Tokyo has also announced plans to receive up to 60 million overseas visitors to the country by 2030. The ambitious goal comes as the government expects visitor numbers to continue rising ahead of upcoming international events such as Expo 25 in Osaka in 2025.
And as inbound tourism recovers, Haneda – which has been crowned the world’s most punctual mega-airport – hopes to ride that wave.
Japan in miniature
Ultimately, developers hope their new hotel and airport complex will come to represent a microcosm of Japan’s regional crafts and flavors for overseas travelers and local day trip visitors searching for some rest and relaxation.
Currently, those eager to leave the airport can catch a ride from the bus terminal on one of 30 different routes connecting visitors to destinations such as Osaka, Sendai and Hakuba, a ski resort town in Nagano Prefecture.
Developers want to expand those routes to greater swathes of Japan as part of broader plans to help revitalize the country’s regions, according to Katsuyuki Tou, general manager of the Haneda Airport Garden.
Tou explained that visitors to the multipurpose complex can already get a taste of what Japan offers. For example, they can sample matcha lattes from a green tea shop with a 90-year history or see handmade Japanese craft umbrellas.

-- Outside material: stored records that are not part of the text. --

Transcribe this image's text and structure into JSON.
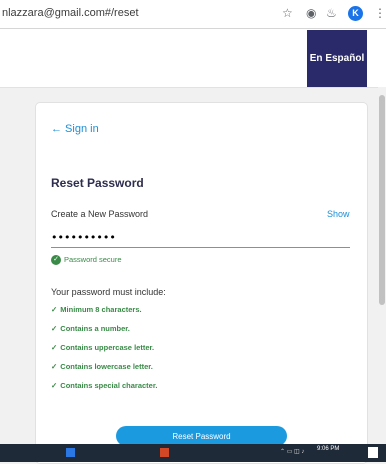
{
  "browser": {
    "url": "nlazzara@gmail.com#/reset",
    "avatar_initial": "K"
  },
  "header": {
    "language_button": "En Español"
  },
  "form": {
    "back_link": "← Sign in",
    "title": "Reset Password",
    "password_label": "Create a New Password",
    "show_label": "Show",
    "password_value": "••••••••••",
    "status": "Password secure",
    "requirements_heading": "Your password must include:",
    "requirements": [
      "Minimum 8 characters.",
      "Contains a number.",
      "Contains uppercase letter.",
      "Contains lowercase letter.",
      "Contains special character."
    ],
    "submit_label": "Reset Password"
  },
  "taskbar": {
    "clock": "9:06 PM"
  },
  "colors": {
    "accent": "#1b9ae0",
    "success": "#3a8a48",
    "header_button": "#2a2a6b"
  }
}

Next up, developers want to include immersive elements in the visitor experience.
“In the future, we’d like visitors to be able to do more than just purchasing or looking at items. For instance, we’d like them to be able to take part in experiences like traditional green tea or sweets-making workshops that spark their curiosity and desire to visit other regions of Japan,” he added.
“We aim to help support the revitalization of tourism to Japan, with the Haneda Airport Garden acting as the starting and end point for visitors.”
How to get there
Haneda Airport Garden is directly connected to by train to the Keihin Electric Express Railway Airport Line and is a one-minute walk from Tokyo Monorail Haneda Airport Terminal 3 Station.
It is also directly connected from the second floor of Haneda Airport’s Terminal 3.